(Items from an interface collection)
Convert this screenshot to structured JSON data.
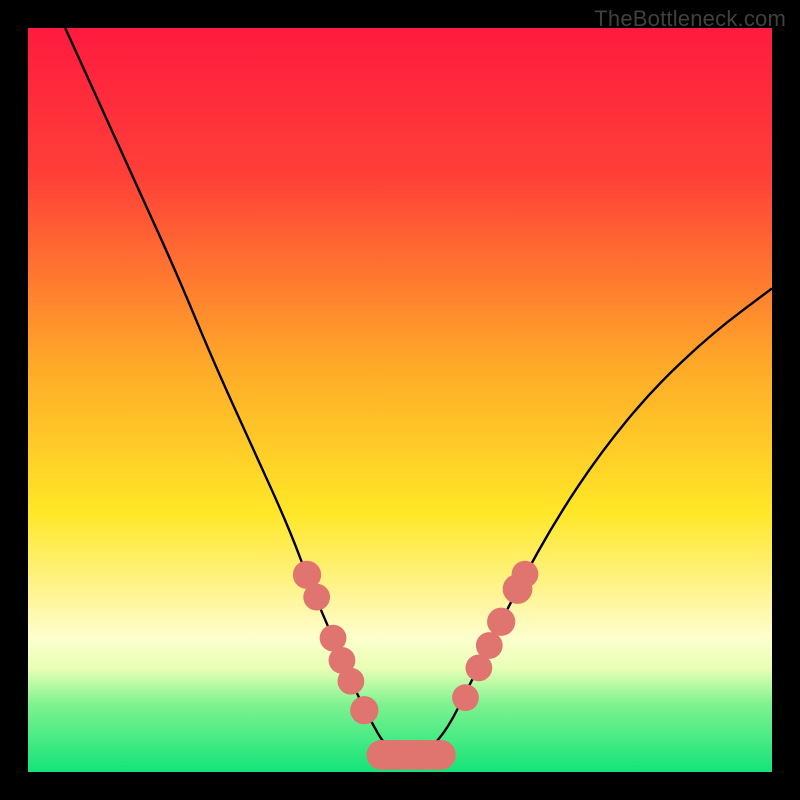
{
  "watermark": "TheBottleneck.com",
  "chart_data": {
    "type": "line",
    "title": "",
    "xlabel": "",
    "ylabel": "",
    "xlim": [
      0,
      100
    ],
    "ylim": [
      0,
      100
    ],
    "gradient_stops": [
      {
        "offset": 0,
        "color": "#ff1a3f"
      },
      {
        "offset": 20,
        "color": "#ff4038"
      },
      {
        "offset": 45,
        "color": "#ffa829"
      },
      {
        "offset": 65,
        "color": "#ffe727"
      },
      {
        "offset": 78,
        "color": "#fff7a8"
      },
      {
        "offset": 82,
        "color": "#fdffcd"
      },
      {
        "offset": 86,
        "color": "#e9ffb6"
      },
      {
        "offset": 91,
        "color": "#7df28f"
      },
      {
        "offset": 100,
        "color": "#14e37a"
      }
    ],
    "series": [
      {
        "name": "bottleneck-curve",
        "x": [
          5,
          10,
          15,
          20,
          25,
          30,
          35,
          38,
          41,
          43.5,
          46,
          48,
          50,
          52,
          54,
          56.5,
          59,
          62,
          66,
          71,
          77,
          84,
          92,
          100
        ],
        "y": [
          100,
          89,
          78,
          67,
          55,
          44,
          33,
          25,
          18,
          12,
          7,
          3.5,
          2.2,
          2.2,
          3.0,
          6,
          11,
          17,
          25,
          34,
          43,
          51.5,
          59,
          65
        ]
      }
    ],
    "markers": {
      "name": "highlight-dots",
      "color": "#e0746e",
      "points": [
        {
          "x": 37.5,
          "y": 26.5,
          "r": 1.9
        },
        {
          "x": 38.8,
          "y": 23.5,
          "r": 1.8
        },
        {
          "x": 41.0,
          "y": 18.0,
          "r": 1.8
        },
        {
          "x": 42.2,
          "y": 15.0,
          "r": 1.8
        },
        {
          "x": 43.4,
          "y": 12.2,
          "r": 1.8
        },
        {
          "x": 45.2,
          "y": 8.3,
          "r": 1.9
        },
        {
          "x": 58.8,
          "y": 10.0,
          "r": 1.8
        },
        {
          "x": 60.6,
          "y": 14.0,
          "r": 1.8
        },
        {
          "x": 62.0,
          "y": 17.0,
          "r": 1.8
        },
        {
          "x": 63.6,
          "y": 20.2,
          "r": 1.9
        },
        {
          "x": 65.8,
          "y": 24.6,
          "r": 2.0
        },
        {
          "x": 66.8,
          "y": 26.6,
          "r": 1.8
        }
      ],
      "flat_segment": {
        "x1": 47.5,
        "x2": 55.5,
        "y": 2.3,
        "r": 2.0
      }
    }
  }
}
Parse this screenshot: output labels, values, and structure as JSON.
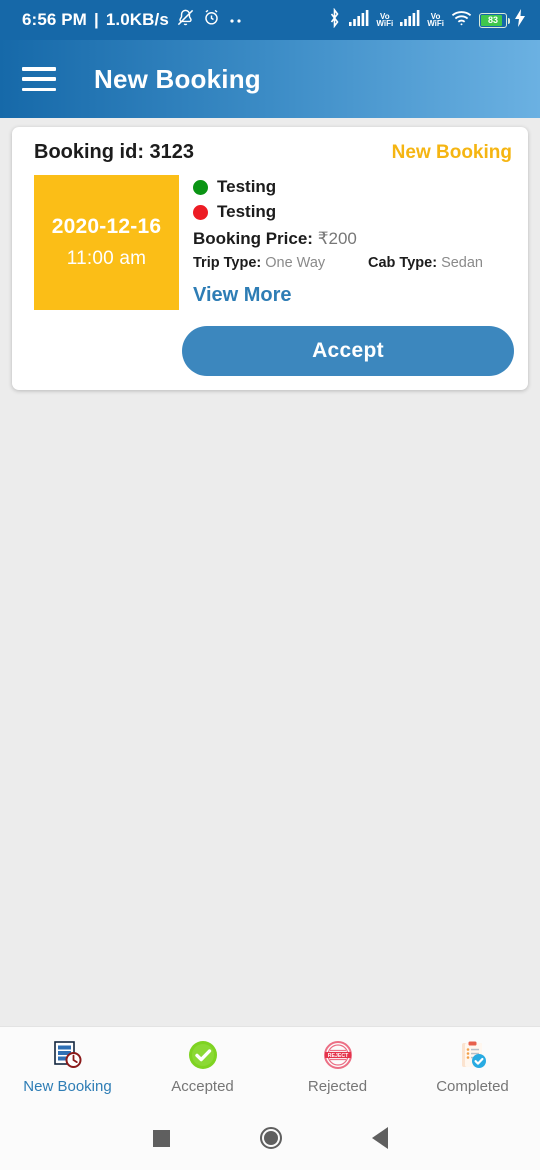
{
  "status_bar": {
    "time": "6:56 PM",
    "separator": "|",
    "network_speed": "1.0KB/s",
    "battery_percent": "83",
    "icons": {
      "silent": "bell-off-icon",
      "alarm": "alarm-clock-icon",
      "more": "more-dots-icon",
      "bluetooth": "bluetooth-icon",
      "signal1": "signal-bars-icon",
      "vowifi1": "vowifi-icon",
      "signal2": "signal-bars-icon",
      "vowifi2": "vowifi-icon",
      "wifi": "wifi-icon",
      "battery": "battery-icon",
      "charging": "charging-bolt-icon"
    },
    "vowifi_top": "Vo",
    "vowifi_bottom": "WiFi"
  },
  "app_bar": {
    "menu_icon": "hamburger-menu-icon",
    "title": "New Booking"
  },
  "booking_card": {
    "booking_id_label": "Booking id: 3123",
    "status_tag": "New Booking",
    "date": "2020-12-16",
    "time": "11:00 am",
    "pickup_location": "Testing",
    "drop_location": "Testing",
    "price_label": "Booking Price:",
    "price_value": "₹200",
    "trip_type_label": "Trip Type:",
    "trip_type_value": "One Way",
    "cab_type_label": "Cab Type:",
    "cab_type_value": "Sedan",
    "view_more_label": "View More",
    "accept_label": "Accept",
    "colors": {
      "date_box": "#FBBE17",
      "tag": "#F5B512",
      "accept_button": "#3C87BE",
      "link": "#2E7DB5",
      "pickup_dot": "#0A9414",
      "drop_dot": "#ED1C24"
    }
  },
  "bottom_nav": {
    "items": [
      {
        "label": "New Booking",
        "icon": "booking-list-clock-icon",
        "active": true
      },
      {
        "label": "Accepted",
        "icon": "green-check-circle-icon",
        "active": false
      },
      {
        "label": "Rejected",
        "icon": "red-rejected-stamp-icon",
        "active": false
      },
      {
        "label": "Completed",
        "icon": "clipboard-check-icon",
        "active": false
      }
    ],
    "active_color": "#2E7DB5",
    "inactive_color": "#767676"
  },
  "android_nav": {
    "recents": "recents-square-icon",
    "home": "home-circle-icon",
    "back": "back-triangle-icon"
  }
}
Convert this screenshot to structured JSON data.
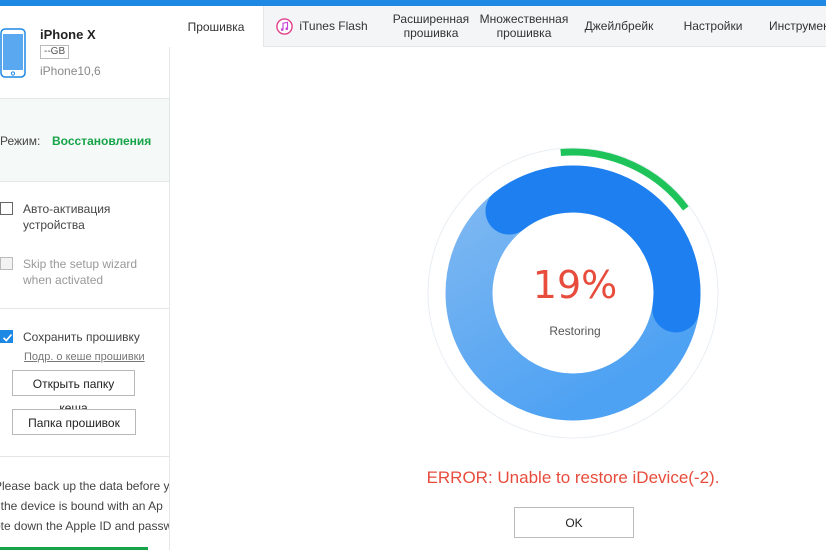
{
  "device": {
    "name": "iPhone X",
    "storage": "--GB",
    "model": "iPhone10,6"
  },
  "mode": {
    "label": "Режим:",
    "value": "Восстановления"
  },
  "options": {
    "auto_activation": {
      "label": "Авто-активация устройства",
      "checked": false
    },
    "skip_wizard": {
      "label": "Skip the setup wizard when activated",
      "checked": false,
      "disabled": true
    },
    "save_firmware": {
      "label": "Сохранить прошивку",
      "checked": true
    }
  },
  "cache_link": "Подр. о кеше прошивки",
  "buttons": {
    "open_cache": "Открыть папку кеша",
    "firmware_folder": "Папка прошивок",
    "ok": "OK"
  },
  "notice": [
    "Please back up the data before yo",
    "f the device is bound with an Ap",
    "ote down the Apple ID and passw"
  ],
  "tabs": [
    {
      "label": "Прошивка",
      "active": true
    },
    {
      "label": "iTunes Flash",
      "icon": "itunes-icon"
    },
    {
      "label": "Расширенная прошивка"
    },
    {
      "label": "Множественная прошивка"
    },
    {
      "label": "Джейлбрейк"
    },
    {
      "label": "Настройки"
    },
    {
      "label": "Инструмен"
    }
  ],
  "progress": {
    "percent_text": "19%",
    "value": 19,
    "status": "Restoring"
  },
  "error": "ERROR: Unable to restore iDevice(-2).",
  "colors": {
    "accent": "#1e88e5",
    "success": "#16a34a",
    "error": "#e74c3c"
  }
}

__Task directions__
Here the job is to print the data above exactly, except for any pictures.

__Reply to the exercise__
Convert this screenshot to structured JSON data.
{
  "watermark": "TheBottleneck.com",
  "chart_data": {
    "type": "line",
    "title": "",
    "xlabel": "",
    "ylabel": "",
    "xlim": [
      0,
      100
    ],
    "ylim": [
      0,
      100
    ],
    "gradient_stops": [
      {
        "offset": 0,
        "color": "#ff1a3f"
      },
      {
        "offset": 20,
        "color": "#ff4038"
      },
      {
        "offset": 45,
        "color": "#ffa829"
      },
      {
        "offset": 65,
        "color": "#ffe727"
      },
      {
        "offset": 78,
        "color": "#fff7a8"
      },
      {
        "offset": 82,
        "color": "#fdffcd"
      },
      {
        "offset": 86,
        "color": "#e9ffb6"
      },
      {
        "offset": 91,
        "color": "#7df28f"
      },
      {
        "offset": 100,
        "color": "#14e37a"
      }
    ],
    "series": [
      {
        "name": "bottleneck-curve",
        "x": [
          5,
          10,
          15,
          20,
          25,
          30,
          35,
          38,
          41,
          43.5,
          46,
          48,
          50,
          52,
          54,
          56.5,
          59,
          62,
          66,
          71,
          77,
          84,
          92,
          100
        ],
        "y": [
          100,
          89,
          78,
          67,
          55,
          44,
          33,
          25,
          18,
          12,
          7,
          3.5,
          2.2,
          2.2,
          3.0,
          6,
          11,
          17,
          25,
          34,
          43,
          51.5,
          59,
          65
        ]
      }
    ],
    "markers": {
      "name": "highlight-dots",
      "color": "#e0746e",
      "points": [
        {
          "x": 37.5,
          "y": 26.5,
          "r": 1.9
        },
        {
          "x": 38.8,
          "y": 23.5,
          "r": 1.8
        },
        {
          "x": 41.0,
          "y": 18.0,
          "r": 1.8
        },
        {
          "x": 42.2,
          "y": 15.0,
          "r": 1.8
        },
        {
          "x": 43.4,
          "y": 12.2,
          "r": 1.8
        },
        {
          "x": 45.2,
          "y": 8.3,
          "r": 1.9
        },
        {
          "x": 58.8,
          "y": 10.0,
          "r": 1.8
        },
        {
          "x": 60.6,
          "y": 14.0,
          "r": 1.8
        },
        {
          "x": 62.0,
          "y": 17.0,
          "r": 1.8
        },
        {
          "x": 63.6,
          "y": 20.2,
          "r": 1.9
        },
        {
          "x": 65.8,
          "y": 24.6,
          "r": 2.0
        },
        {
          "x": 66.8,
          "y": 26.6,
          "r": 1.8
        }
      ],
      "flat_segment": {
        "x1": 47.5,
        "x2": 55.5,
        "y": 2.3,
        "r": 2.0
      }
    }
  }
}
Parse this screenshot: output labels, values, and structure as JSON.
{
  "status_bar": {
    "time": "6:56 PM",
    "separator": "|",
    "network_speed": "1.0KB/s",
    "battery_percent": "83",
    "icons": {
      "silent": "bell-off-icon",
      "alarm": "alarm-clock-icon",
      "more": "more-dots-icon",
      "bluetooth": "bluetooth-icon",
      "signal1": "signal-bars-icon",
      "vowifi1": "vowifi-icon",
      "signal2": "signal-bars-icon",
      "vowifi2": "vowifi-icon",
      "wifi": "wifi-icon",
      "battery": "battery-icon",
      "charging": "charging-bolt-icon"
    },
    "vowifi_top": "Vo",
    "vowifi_bottom": "WiFi"
  },
  "app_bar": {
    "menu_icon": "hamburger-menu-icon",
    "title": "New Booking"
  },
  "booking_card": {
    "booking_id_label": "Booking id: 3123",
    "status_tag": "New Booking",
    "date": "2020-12-16",
    "time": "11:00 am",
    "pickup_location": "Testing",
    "drop_location": "Testing",
    "price_label": "Booking Price:",
    "price_value": "₹200",
    "trip_type_label": "Trip Type:",
    "trip_type_value": "One Way",
    "cab_type_label": "Cab Type:",
    "cab_type_value": "Sedan",
    "view_more_label": "View More",
    "accept_label": "Accept",
    "colors": {
      "date_box": "#FBBE17",
      "tag": "#F5B512",
      "accept_button": "#3C87BE",
      "link": "#2E7DB5",
      "pickup_dot": "#0A9414",
      "drop_dot": "#ED1C24"
    }
  },
  "bottom_nav": {
    "items": [
      {
        "label": "New Booking",
        "icon": "booking-list-clock-icon",
        "active": true
      },
      {
        "label": "Accepted",
        "icon": "green-check-circle-icon",
        "active": false
      },
      {
        "label": "Rejected",
        "icon": "red-rejected-stamp-icon",
        "active": false
      },
      {
        "label": "Completed",
        "icon": "clipboard-check-icon",
        "active": false
      }
    ],
    "active_color": "#2E7DB5",
    "inactive_color": "#767676"
  },
  "android_nav": {
    "recents": "recents-square-icon",
    "home": "home-circle-icon",
    "back": "back-triangle-icon"
  }
}
Convert this screenshot to structured JSON data.
{
  "device": {
    "name": "iPhone X",
    "storage": "--GB",
    "model": "iPhone10,6"
  },
  "mode": {
    "label": "Режим:",
    "value": "Восстановления"
  },
  "options": {
    "auto_activation": {
      "label": "Авто-активация устройства",
      "checked": false
    },
    "skip_wizard": {
      "label": "Skip the setup wizard when activated",
      "checked": false,
      "disabled": true
    },
    "save_firmware": {
      "label": "Сохранить прошивку",
      "checked": true
    }
  },
  "cache_link": "Подр. о кеше прошивки",
  "buttons": {
    "open_cache": "Открыть папку кеша",
    "firmware_folder": "Папка прошивок",
    "ok": "OK"
  },
  "notice": [
    "Please back up the data before yo",
    "f the device is bound with an Ap",
    "ote down the Apple ID and passw"
  ],
  "tabs": [
    {
      "label": "Прошивка",
      "active": true
    },
    {
      "label": "iTunes Flash",
      "icon": "itunes-icon"
    },
    {
      "label": "Расширенная прошивка"
    },
    {
      "label": "Множественная прошивка"
    },
    {
      "label": "Джейлбрейк"
    },
    {
      "label": "Настройки"
    },
    {
      "label": "Инструмен"
    }
  ],
  "progress": {
    "percent_text": "19%",
    "value": 19,
    "status": "Restoring"
  },
  "error": "ERROR: Unable to restore iDevice(-2).",
  "colors": {
    "accent": "#1e88e5",
    "success": "#16a34a",
    "error": "#e74c3c"
  }
}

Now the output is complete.